Look for the string "screenshot" in the listing. Copy each line that has it.

◇ ◇ ◇

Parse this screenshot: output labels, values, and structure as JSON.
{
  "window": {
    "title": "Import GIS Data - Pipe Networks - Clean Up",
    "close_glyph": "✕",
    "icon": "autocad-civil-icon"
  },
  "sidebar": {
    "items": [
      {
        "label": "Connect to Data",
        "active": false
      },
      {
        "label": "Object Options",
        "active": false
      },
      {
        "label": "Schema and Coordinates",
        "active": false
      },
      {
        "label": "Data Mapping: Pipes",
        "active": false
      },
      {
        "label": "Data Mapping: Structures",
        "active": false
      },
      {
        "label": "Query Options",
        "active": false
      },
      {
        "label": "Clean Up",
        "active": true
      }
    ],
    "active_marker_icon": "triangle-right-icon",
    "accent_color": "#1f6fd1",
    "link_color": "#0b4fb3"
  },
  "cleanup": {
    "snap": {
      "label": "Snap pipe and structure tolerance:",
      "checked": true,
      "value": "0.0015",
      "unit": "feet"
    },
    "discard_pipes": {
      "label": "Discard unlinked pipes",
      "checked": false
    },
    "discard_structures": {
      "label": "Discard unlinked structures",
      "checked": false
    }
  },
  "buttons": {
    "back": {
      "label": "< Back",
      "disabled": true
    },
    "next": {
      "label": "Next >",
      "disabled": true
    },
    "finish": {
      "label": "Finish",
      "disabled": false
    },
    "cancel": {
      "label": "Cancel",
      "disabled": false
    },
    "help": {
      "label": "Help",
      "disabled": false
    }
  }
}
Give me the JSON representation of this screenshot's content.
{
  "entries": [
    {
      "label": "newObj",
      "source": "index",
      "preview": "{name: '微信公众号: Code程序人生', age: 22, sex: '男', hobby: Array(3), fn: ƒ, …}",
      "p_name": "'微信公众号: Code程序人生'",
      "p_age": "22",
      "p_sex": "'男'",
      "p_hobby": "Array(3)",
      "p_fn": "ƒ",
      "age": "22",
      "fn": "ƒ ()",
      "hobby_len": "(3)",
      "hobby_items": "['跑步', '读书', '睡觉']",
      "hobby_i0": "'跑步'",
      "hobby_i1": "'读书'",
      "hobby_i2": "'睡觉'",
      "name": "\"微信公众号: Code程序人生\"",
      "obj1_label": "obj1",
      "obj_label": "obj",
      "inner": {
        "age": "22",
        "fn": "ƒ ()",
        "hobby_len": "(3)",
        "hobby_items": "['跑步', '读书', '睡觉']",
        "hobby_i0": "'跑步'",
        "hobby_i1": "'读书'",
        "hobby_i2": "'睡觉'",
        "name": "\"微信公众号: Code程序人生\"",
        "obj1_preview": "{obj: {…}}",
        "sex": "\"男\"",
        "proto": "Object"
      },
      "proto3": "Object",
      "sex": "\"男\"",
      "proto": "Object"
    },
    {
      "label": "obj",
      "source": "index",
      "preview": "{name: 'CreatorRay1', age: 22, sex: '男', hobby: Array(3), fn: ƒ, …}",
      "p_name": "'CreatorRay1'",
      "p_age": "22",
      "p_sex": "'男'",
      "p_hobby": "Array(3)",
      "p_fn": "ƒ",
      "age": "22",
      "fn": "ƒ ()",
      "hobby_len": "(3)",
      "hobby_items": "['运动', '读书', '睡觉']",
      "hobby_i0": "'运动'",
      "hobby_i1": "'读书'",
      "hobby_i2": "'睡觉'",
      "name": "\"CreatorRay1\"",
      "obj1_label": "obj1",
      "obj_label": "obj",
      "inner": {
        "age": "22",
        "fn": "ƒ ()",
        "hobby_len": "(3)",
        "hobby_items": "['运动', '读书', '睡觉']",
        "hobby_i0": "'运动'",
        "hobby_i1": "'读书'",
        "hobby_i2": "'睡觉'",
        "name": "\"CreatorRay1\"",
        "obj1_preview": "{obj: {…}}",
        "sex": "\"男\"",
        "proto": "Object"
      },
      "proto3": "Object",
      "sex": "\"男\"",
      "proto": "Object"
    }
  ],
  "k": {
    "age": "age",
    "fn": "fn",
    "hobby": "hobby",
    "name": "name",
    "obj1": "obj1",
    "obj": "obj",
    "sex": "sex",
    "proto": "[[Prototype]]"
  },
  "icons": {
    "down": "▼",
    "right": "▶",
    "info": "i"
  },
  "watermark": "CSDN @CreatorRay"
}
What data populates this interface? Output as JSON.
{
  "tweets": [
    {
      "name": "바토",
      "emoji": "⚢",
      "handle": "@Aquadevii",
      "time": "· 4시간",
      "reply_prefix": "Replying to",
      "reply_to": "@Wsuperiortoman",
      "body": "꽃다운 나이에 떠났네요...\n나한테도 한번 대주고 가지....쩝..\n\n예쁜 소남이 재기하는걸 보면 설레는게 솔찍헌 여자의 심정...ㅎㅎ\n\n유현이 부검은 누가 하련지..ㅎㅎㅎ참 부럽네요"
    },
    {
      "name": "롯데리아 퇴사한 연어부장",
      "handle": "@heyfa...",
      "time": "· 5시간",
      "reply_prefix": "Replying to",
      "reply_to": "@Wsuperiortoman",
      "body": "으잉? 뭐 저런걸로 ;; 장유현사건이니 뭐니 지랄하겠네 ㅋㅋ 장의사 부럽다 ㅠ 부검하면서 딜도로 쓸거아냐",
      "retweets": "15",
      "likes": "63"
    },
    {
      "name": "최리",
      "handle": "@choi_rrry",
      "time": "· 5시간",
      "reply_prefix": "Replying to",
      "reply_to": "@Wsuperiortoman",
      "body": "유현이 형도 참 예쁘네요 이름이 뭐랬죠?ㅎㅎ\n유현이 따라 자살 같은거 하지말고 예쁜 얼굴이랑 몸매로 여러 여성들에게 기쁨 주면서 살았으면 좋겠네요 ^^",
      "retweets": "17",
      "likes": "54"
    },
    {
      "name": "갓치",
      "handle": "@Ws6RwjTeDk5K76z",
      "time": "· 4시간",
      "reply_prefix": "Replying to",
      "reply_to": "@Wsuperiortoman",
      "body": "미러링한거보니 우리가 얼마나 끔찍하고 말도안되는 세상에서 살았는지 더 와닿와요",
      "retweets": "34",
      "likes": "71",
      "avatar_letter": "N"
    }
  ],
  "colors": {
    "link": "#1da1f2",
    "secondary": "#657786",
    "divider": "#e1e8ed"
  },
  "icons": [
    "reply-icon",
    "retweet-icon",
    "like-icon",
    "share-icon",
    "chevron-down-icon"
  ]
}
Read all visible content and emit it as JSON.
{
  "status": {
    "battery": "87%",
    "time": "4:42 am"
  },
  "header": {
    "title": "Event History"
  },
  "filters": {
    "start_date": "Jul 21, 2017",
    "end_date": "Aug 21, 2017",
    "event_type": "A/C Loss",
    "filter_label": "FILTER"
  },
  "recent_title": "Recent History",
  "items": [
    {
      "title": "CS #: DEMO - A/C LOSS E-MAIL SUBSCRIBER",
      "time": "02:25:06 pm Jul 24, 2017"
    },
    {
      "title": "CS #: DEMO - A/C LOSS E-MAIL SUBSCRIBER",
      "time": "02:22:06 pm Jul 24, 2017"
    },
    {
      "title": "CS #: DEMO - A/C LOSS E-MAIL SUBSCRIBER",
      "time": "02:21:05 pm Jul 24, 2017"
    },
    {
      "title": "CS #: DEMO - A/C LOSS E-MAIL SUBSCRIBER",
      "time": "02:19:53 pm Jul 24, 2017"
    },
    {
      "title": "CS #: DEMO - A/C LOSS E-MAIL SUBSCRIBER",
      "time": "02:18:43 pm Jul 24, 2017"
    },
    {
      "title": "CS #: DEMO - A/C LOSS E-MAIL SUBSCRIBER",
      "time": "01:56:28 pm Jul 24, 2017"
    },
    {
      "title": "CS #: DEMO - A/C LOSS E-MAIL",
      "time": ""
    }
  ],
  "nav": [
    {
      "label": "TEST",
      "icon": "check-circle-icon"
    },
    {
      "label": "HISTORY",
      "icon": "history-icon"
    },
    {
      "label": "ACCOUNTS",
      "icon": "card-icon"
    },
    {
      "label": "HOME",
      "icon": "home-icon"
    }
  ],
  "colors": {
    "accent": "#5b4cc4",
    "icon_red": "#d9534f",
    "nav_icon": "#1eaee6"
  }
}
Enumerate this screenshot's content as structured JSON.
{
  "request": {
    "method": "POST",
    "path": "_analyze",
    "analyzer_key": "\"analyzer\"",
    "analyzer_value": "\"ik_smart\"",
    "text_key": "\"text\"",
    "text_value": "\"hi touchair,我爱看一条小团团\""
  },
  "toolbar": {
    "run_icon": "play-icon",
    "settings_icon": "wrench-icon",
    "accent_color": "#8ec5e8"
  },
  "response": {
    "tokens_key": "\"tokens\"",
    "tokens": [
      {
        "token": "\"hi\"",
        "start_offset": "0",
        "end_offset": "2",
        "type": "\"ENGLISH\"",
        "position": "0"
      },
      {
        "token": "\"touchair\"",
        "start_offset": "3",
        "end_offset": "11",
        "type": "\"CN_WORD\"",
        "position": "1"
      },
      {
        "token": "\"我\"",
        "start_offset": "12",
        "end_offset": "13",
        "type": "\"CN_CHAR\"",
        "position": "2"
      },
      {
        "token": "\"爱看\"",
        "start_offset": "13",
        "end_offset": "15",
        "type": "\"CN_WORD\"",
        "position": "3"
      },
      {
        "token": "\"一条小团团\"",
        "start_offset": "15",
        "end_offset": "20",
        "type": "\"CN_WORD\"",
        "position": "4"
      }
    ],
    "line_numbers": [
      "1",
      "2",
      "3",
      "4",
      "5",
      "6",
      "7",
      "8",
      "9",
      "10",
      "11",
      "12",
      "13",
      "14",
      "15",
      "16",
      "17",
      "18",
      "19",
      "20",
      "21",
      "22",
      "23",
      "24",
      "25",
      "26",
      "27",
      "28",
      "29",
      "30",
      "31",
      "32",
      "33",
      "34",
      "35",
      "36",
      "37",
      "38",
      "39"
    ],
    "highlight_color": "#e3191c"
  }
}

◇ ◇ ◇

_Task solution_:
Parse this screenshot: output labels, values, and structure as JSON.
Give me the JSON representation of this screenshot's content.
Enumerate this screenshot's content as structured JSON.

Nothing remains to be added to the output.